◆ **Problem details**: Copy the entries exactly. Leave out any pictures.

Records drawn from a dataset
────────────────────────────────────────
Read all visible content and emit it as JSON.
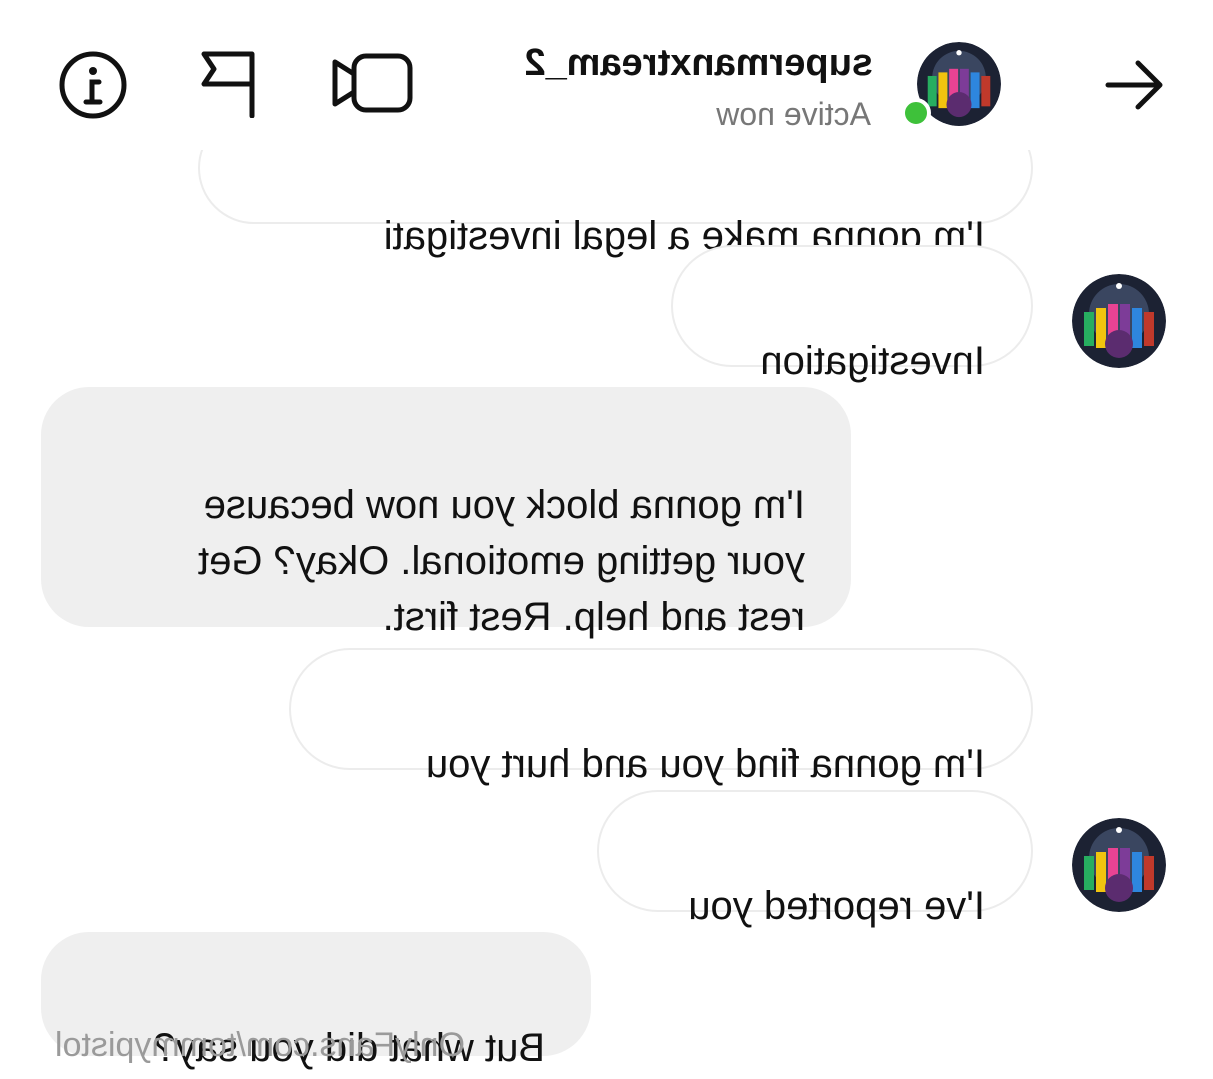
{
  "header": {
    "username": "supermanxtream_2",
    "status": "Active now",
    "icons": {
      "back": "arrow-left-icon",
      "video": "video-call-icon",
      "flag": "flag-icon",
      "info": "info-icon"
    },
    "online_color": "#3ec13a"
  },
  "messages": [
    {
      "direction": "in",
      "text": "I'm gonna make a legal investigati",
      "avatar": false
    },
    {
      "direction": "in",
      "text": "Investigation",
      "avatar": true
    },
    {
      "direction": "out",
      "text": "I'm gonna block you now because\nyour getting emotional. Okay? Get\nrest and help. Rest first.",
      "avatar": false
    },
    {
      "direction": "in",
      "text": "I'm gonna find you and hurt you",
      "avatar": false
    },
    {
      "direction": "in",
      "text": "I've reported you",
      "avatar": true
    },
    {
      "direction": "out",
      "text": "But what did you say?",
      "avatar": false
    }
  ],
  "watermark": "OnlyFans.com/tommypistol",
  "colors": {
    "incoming_bubble": "#ffffff",
    "outgoing_bubble": "#efefef",
    "status_text": "#777777"
  },
  "mirrored": true
}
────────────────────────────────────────
◆ **Exercise answer**:
Read all visible content and emit it as JSON.
{
  "header": {
    "username": "supermanxtream_2",
    "status": "Active now",
    "icons": {
      "back": "arrow-left-icon",
      "video": "video-call-icon",
      "flag": "flag-icon",
      "info": "info-icon"
    },
    "online_color": "#3ec13a"
  },
  "messages": [
    {
      "direction": "in",
      "text": "I'm gonna make a legal investigati",
      "avatar": false
    },
    {
      "direction": "in",
      "text": "Investigation",
      "avatar": true
    },
    {
      "direction": "out",
      "text": "I'm gonna block you now because\nyour getting emotional. Okay? Get\nrest and help. Rest first.",
      "avatar": false
    },
    {
      "direction": "in",
      "text": "I'm gonna find you and hurt you",
      "avatar": false
    },
    {
      "direction": "in",
      "text": "I've reported you",
      "avatar": true
    },
    {
      "direction": "out",
      "text": "But what did you say?",
      "avatar": false
    }
  ],
  "watermark": "OnlyFans.com/tommypistol",
  "colors": {
    "incoming_bubble": "#ffffff",
    "outgoing_bubble": "#efefef",
    "status_text": "#777777"
  },
  "mirrored": true
}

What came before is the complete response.